If a person doesn’t wish to be interviewed and instead they provide a written statement, then that should be acceptable. However, if the written statement raises questions, then these should be followed up to ensure completeness of the process.
Often conflicting or even “new” evidence arises during an interview. It is important that where this occurs there is follow-up. New information should be put back to whomever needs to respond to that new information. Where information conflicts, put the conflicting information back to the appropriate person for them to comment. If you are not able to resolve conflicting information, then generally you should give the respondent the benefit of the doubt. However, the investigator may also prefer one person’s evidence over another’s. Where this is the case, they need to explain why in their report.
That leads us to the investigation report. The investigator should set out their findings in a written report. Essentially the investigator must decide on whether the allegations have been substantiated. Their report should set out an overview of their investigation process, including their terms of reference, who was involved in the process, what other information was obtained (whether it was considered relevant or not), an analysis of the information obtained, conclusions and reasons for their decision.
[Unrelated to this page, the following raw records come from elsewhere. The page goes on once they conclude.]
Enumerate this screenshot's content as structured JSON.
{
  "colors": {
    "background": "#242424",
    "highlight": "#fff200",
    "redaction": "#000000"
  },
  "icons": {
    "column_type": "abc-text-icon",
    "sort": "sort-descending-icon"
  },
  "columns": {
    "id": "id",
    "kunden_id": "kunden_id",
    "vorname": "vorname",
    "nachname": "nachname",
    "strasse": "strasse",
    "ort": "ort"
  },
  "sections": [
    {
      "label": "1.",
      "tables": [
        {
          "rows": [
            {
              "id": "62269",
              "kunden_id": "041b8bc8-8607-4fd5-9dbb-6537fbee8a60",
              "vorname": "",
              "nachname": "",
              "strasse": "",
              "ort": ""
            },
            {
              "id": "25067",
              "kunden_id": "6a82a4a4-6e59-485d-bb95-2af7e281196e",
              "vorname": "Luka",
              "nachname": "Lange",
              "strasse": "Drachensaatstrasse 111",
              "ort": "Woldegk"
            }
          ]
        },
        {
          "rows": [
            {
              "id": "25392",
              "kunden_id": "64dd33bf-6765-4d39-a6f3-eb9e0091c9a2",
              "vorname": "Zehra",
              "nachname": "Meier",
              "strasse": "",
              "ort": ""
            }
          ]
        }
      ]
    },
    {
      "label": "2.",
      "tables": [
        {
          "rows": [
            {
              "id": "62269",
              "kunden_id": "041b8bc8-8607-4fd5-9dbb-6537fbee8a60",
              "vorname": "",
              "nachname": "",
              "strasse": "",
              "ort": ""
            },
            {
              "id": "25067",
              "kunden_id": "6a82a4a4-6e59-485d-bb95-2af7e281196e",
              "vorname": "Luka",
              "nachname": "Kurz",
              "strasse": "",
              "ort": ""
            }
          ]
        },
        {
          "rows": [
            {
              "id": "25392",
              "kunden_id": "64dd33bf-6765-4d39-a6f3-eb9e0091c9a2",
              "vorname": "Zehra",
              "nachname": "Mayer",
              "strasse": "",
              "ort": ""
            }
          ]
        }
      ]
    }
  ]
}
The findings in the report need to be findings of fact.
Before the report is finalised, the respondent must be given an opportunity to comment on the draft. Depending on the terms of reference, the complainant and employer may also be given an opportunity to comment on the draft.
Once the investigator has considered all the comments, they finalise their report and provide this to the decision maker.
It is important that the report does not contain recommendations on any disciplinary action. That is a matter for the decision maker. The report needs to focus on whether what has been alleged to have happened did in fact happen.
Once the decision maker has received the report, if they accept the findings, and the findings substantiate the allegation, then they must initiate a separate disciplinary process.
McKone Consultancy is experienced in undertaking employment investigations. We have undertaken investigations for clients in Nelson, Wellington, Tauranga, and Auckland. We can undertake a truly independent, bias free, investigation anywhere in New Zealand. If you have a need for assistance with an employment investigation, do not hesitate to contact us for a free no-obligations chat about your situation.